I have commented in the past about cycleways in the Sydney CBD and feel compelled to do so again. My comments this time are specifically about the cycleway in College Street, between the Cathedral and William Street.

I do not understand why cyclists run the risk in College Street traffic when there is a new cycleway running a parallel path. Any week day afternoon there are many cyclists weaving through the traffic in College Street and yet the cycleway is largely unused. Last Friday afternoon I witnessed an altercation between a driver and two cyclists at the William Street lights.

Something needs to be done. College Street is dangerous for cyclists and for drivers.

If the cycleway is badly designed and in the wrong place, admit defeat and move it so that it can be used, otherwise get rid of the cycleway. What is the point of retaining a cycleway that is not used?

Finally, if the cycleway is to be retained, then cyclists should be forced to use it.

Sydney Cycleways and Greenslips

What is it about cycleways in the Sydney CBD? Cycleways have been installed at the expense of pedestrians and motorists. I think there is an issue with the design and location of the cycleways and I think there is an issue with the fact that cyclists do not bother to use them. It is rare to see a cyclist on the Kent street cycleway. Travelling south along College Street of an afternoon it is positively dangerous as cyclists compete with motor vehicles, running alongside an unused cycleway.

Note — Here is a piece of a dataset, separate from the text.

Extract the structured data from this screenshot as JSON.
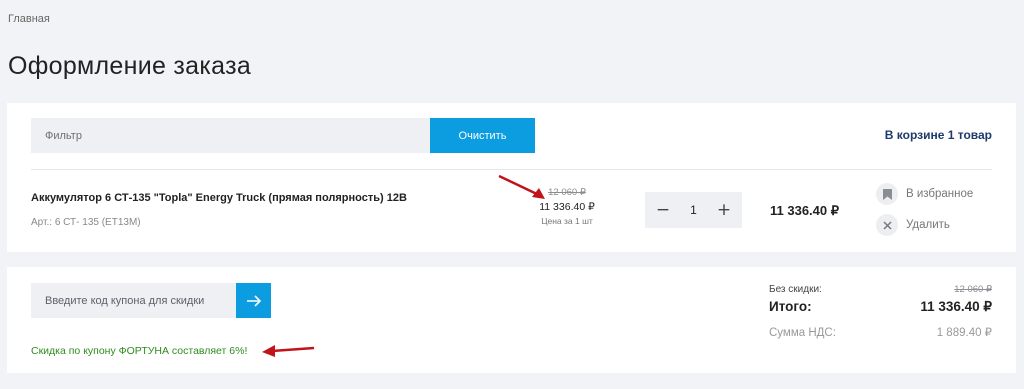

Perhaps cyclists need some encouragement to use cycleways. One way to encourage cyclists onto cycleways may be to legislate that cyclists injured in an accident with a motor vehicle do not have access to benefits under the CTP greenslip scheme if the accident occurred adjacent to a cycleway that the cyclist could or should have been using!